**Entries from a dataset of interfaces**

**********

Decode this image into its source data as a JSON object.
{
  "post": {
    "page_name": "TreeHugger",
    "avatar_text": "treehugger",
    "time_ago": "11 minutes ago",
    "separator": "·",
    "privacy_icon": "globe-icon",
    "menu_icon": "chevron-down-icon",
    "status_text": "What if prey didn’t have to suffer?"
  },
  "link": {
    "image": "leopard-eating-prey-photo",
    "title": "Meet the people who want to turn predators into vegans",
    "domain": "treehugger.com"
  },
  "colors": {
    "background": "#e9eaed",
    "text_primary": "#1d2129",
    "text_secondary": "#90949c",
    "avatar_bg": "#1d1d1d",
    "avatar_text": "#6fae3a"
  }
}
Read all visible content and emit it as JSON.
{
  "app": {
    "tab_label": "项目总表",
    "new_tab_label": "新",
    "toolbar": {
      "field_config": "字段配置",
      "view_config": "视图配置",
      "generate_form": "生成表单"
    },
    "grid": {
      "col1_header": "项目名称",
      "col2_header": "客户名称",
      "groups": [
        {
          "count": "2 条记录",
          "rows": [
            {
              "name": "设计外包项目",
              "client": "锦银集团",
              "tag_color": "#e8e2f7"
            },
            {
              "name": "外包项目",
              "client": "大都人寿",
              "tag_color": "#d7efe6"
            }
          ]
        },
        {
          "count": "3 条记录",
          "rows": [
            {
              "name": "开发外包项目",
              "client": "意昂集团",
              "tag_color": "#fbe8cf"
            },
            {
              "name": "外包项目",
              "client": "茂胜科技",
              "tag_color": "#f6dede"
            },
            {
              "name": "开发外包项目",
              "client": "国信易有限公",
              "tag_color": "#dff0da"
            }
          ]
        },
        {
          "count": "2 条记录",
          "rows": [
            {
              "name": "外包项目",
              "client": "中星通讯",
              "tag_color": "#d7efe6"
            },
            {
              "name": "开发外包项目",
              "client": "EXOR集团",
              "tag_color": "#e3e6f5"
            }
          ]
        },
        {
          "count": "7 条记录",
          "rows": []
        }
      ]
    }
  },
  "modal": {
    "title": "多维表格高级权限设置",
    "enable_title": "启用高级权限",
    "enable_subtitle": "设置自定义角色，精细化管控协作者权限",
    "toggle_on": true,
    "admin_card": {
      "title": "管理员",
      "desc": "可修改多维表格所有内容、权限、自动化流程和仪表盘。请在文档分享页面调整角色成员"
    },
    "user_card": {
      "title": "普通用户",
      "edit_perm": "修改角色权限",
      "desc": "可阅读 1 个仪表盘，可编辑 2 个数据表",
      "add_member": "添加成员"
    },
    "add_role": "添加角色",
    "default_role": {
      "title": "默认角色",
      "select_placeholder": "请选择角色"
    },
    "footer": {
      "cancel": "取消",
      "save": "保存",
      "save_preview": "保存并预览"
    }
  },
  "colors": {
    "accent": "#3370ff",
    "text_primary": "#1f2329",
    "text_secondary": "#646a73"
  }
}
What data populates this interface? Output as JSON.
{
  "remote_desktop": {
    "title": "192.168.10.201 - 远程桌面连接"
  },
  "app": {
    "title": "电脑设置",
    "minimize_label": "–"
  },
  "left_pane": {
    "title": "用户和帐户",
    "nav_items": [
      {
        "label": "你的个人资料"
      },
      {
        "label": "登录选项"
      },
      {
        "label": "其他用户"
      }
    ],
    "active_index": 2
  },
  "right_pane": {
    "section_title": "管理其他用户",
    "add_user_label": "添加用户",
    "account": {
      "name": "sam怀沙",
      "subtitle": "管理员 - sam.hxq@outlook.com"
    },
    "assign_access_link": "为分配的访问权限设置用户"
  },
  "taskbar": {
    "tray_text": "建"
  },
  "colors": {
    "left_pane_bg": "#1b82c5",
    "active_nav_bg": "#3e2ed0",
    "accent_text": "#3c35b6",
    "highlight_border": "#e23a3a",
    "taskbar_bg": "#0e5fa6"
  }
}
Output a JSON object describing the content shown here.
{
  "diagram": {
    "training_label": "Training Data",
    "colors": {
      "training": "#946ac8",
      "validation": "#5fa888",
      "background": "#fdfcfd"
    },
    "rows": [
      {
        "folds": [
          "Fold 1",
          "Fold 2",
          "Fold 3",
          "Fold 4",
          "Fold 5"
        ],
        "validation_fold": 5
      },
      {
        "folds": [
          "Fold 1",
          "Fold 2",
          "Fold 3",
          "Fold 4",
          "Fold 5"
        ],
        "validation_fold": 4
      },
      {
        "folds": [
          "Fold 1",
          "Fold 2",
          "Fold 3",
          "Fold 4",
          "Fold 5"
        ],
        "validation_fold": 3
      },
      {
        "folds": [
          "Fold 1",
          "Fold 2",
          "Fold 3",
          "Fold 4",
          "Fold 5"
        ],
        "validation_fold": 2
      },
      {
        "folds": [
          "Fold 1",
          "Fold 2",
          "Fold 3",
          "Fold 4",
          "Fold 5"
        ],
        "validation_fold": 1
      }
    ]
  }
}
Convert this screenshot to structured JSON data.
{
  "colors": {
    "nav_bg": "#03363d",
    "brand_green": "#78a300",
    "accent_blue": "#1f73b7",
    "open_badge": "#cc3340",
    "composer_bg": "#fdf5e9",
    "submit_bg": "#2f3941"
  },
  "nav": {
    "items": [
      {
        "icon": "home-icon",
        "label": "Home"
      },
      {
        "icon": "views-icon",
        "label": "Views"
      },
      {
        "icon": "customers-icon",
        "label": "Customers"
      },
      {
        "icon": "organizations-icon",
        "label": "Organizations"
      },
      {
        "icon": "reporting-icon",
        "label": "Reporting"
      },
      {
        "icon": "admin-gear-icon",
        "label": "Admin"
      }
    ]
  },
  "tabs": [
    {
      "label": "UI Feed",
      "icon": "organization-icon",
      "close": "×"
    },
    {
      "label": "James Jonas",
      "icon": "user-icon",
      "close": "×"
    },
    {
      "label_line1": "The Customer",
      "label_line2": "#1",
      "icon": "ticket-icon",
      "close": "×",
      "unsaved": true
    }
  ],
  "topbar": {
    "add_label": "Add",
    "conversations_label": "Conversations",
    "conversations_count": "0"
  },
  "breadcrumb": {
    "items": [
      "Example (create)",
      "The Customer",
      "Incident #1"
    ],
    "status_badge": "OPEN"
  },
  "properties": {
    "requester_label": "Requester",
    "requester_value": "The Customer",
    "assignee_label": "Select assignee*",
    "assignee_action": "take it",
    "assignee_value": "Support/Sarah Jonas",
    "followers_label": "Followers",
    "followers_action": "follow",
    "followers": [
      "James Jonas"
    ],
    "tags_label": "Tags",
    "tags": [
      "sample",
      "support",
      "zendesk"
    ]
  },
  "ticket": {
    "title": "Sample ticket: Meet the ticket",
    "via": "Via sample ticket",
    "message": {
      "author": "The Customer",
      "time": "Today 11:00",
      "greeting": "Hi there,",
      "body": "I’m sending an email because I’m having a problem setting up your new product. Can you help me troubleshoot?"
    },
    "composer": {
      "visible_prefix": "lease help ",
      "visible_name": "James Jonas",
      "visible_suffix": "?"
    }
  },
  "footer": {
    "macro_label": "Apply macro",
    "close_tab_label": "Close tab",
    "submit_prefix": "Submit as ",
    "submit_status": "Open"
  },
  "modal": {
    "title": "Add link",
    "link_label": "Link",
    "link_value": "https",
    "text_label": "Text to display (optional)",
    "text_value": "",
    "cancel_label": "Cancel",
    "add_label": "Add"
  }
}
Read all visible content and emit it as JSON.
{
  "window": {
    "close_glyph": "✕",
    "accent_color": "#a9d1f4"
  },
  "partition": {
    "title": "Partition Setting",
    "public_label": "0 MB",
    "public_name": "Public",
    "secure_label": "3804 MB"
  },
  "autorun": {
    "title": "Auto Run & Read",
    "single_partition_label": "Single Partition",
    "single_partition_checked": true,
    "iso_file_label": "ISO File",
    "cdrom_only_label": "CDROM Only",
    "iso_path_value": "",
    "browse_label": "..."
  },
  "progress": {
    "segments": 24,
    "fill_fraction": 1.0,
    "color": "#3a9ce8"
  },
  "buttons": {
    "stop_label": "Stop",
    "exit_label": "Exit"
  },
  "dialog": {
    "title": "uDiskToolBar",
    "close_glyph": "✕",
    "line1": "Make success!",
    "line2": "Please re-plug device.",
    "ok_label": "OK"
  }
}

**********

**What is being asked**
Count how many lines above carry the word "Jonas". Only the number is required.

**Answer space**
4